In the quest to protect the banana, a balance between traditional agricultural methods and modern biotechnology is being sought. Conventional breeding involves cross-pollinating different banana varieties, hoping to combine desirable traits. However, the inherent challenges of breeding bananas, primarily due to their sterility and genetic uniformity, have led to an increased reliance on biotechnological methods. Techniques such as genetic modification and genome editing offer precise ways to introduce disease resistance into banana plants while maintaining the fruit’s taste, texture, and nutritional value. This integration of traditional and modern methods is key to developing sustainable, high-yield, and disease-resistant banana crops.

The strategy of introducing genetic diversity into banana crops is rooted in the principle that diversity is nature’s buffer. By creating a genetically diverse population of banana plants, the risk of a disease wiping out entire plantations is significantly reduced. This diversity acts as a natural barrier against the spread of diseases, as different genetic traits in plants can lead to varying levels of resistance or susceptibility to pathogens.

A genetically diverse population provides a larger pool for selecting traits that might be beneficial in future breeding programs, thus ensuring the continuous improvement and adaptation of banana varieties. Emphasizing genetic diversity in banana cultivation is not only a defense mechanism against current threats but also a forward-looking strategy to safeguard this crucial crop for future generations.

What You Didn’t Know About Banana Breeding

  • Most cultivated bananas, including the Cavendish, are triploid, meaning they have three sets of chromosomes. This unusual genetic makeup contributes to their sterility and the fact that they don’t produce viable seeds.
  • While commercial bananas are clones, wild bananas are incredibly diverse. There are species with seeds so large and hard that the fruit is almost inedible and others that come in various shapes, sizes, and colors.
  • The bananas we eat today are the result of complex hybridization events that happened thousands of years ago between different wild species, primarily Musa acuminata and Musa balbisiana.
  • Scientists have used gamma rays to induce mutations in banana plants, aiming to create new varieties with desirable traits like disease resistance or improved yield.
  • Banana germplasm (genetic material) is being cryopreserved, and frozen in liquid nitrogen, to protect against the loss of genetic diversity, especially in wild species.
  • Researchers have developed genetically modified bananas that are enriched with vitamins and nutrients, such as the “Golden Banana” enriched with vitamin A, aimed at combating nutritional deficiencies in developing countries.
  • Scientists are breeding bananas that change color in response to specific disease infections, acting as early warning systems for farmers.
  • Breeding programs in countries like Uganda are crossing East African Highland bananas with Latin American varieties to create hybrids that combine the best traits of both.
  • Due to the sterility of commercial bananas, breeders sometimes have to resort to manually pollinating flowers using a paintbrush to transfer pollen, a labor-intensive process.
  • Scientists use tissue culture techniques, known as micropropagation, to produce large numbers of banana plants from a small amount of plant material, ensuring uniformity and disease-free starting material.

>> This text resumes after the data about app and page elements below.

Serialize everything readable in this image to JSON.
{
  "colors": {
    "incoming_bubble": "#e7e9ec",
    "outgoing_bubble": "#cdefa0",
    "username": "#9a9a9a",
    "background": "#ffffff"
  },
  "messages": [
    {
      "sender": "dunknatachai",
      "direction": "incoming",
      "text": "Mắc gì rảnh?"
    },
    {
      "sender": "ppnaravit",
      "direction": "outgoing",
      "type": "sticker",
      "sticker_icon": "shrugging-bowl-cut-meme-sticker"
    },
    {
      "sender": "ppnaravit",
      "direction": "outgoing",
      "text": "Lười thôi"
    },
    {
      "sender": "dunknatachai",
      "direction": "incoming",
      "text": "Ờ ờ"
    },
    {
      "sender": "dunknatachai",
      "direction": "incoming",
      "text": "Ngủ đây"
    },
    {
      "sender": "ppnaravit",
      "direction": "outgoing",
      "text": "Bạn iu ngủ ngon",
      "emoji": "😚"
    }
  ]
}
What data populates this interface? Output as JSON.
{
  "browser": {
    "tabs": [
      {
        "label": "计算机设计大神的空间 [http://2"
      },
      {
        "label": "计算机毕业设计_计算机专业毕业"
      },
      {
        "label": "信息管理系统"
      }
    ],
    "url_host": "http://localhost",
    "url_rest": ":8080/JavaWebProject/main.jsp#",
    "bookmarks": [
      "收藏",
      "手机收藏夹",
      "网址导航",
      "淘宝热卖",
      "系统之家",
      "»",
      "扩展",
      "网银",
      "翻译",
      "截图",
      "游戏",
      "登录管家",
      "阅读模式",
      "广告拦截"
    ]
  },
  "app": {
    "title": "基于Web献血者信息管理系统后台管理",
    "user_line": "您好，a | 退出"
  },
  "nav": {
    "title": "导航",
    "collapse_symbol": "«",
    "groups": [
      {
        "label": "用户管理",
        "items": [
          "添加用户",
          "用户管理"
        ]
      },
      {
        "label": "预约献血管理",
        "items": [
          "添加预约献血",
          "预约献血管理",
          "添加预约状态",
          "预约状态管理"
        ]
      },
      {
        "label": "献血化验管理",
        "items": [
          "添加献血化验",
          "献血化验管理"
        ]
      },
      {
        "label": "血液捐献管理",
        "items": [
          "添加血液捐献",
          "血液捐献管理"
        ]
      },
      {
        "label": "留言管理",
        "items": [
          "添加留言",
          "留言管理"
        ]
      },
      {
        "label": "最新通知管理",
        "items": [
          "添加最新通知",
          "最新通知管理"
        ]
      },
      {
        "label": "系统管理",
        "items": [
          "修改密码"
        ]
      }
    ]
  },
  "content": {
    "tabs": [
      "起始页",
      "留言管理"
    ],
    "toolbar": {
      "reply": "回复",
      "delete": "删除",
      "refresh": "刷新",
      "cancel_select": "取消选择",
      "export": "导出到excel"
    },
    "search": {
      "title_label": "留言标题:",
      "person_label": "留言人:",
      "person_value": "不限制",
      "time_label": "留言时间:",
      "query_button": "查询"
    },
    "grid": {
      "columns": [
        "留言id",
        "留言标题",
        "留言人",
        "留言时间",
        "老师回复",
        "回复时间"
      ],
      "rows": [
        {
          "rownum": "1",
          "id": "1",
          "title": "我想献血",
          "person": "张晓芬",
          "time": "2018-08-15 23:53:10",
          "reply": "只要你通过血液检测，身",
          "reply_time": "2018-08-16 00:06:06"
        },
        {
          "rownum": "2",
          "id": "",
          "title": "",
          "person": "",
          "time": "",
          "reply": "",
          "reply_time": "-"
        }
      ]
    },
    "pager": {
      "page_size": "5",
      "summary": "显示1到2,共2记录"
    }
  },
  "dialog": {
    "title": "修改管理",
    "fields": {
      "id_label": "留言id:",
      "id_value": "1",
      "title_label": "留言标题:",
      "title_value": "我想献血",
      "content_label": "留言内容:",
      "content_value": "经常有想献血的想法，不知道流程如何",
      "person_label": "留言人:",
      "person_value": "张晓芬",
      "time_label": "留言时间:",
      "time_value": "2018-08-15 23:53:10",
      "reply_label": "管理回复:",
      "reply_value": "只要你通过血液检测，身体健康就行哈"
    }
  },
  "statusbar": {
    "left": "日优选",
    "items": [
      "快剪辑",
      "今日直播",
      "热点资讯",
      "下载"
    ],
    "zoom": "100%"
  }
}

In the world of banana farming, the widespread practice of cultivating genetically identical plants presents a precarious balance. On one hand, it offers commercial advantages in terms of uniformity in size, taste, and appearance, catering to global market demands.

However, on the other hand, this lack of genetic variation poses a serious threat to the global banana supply. It makes the entire crop susceptible to being decimated by a single disease or pest outbreak. Addressing this challenge is essential for maintaining the long-term viability and availability of bananas on a global scale.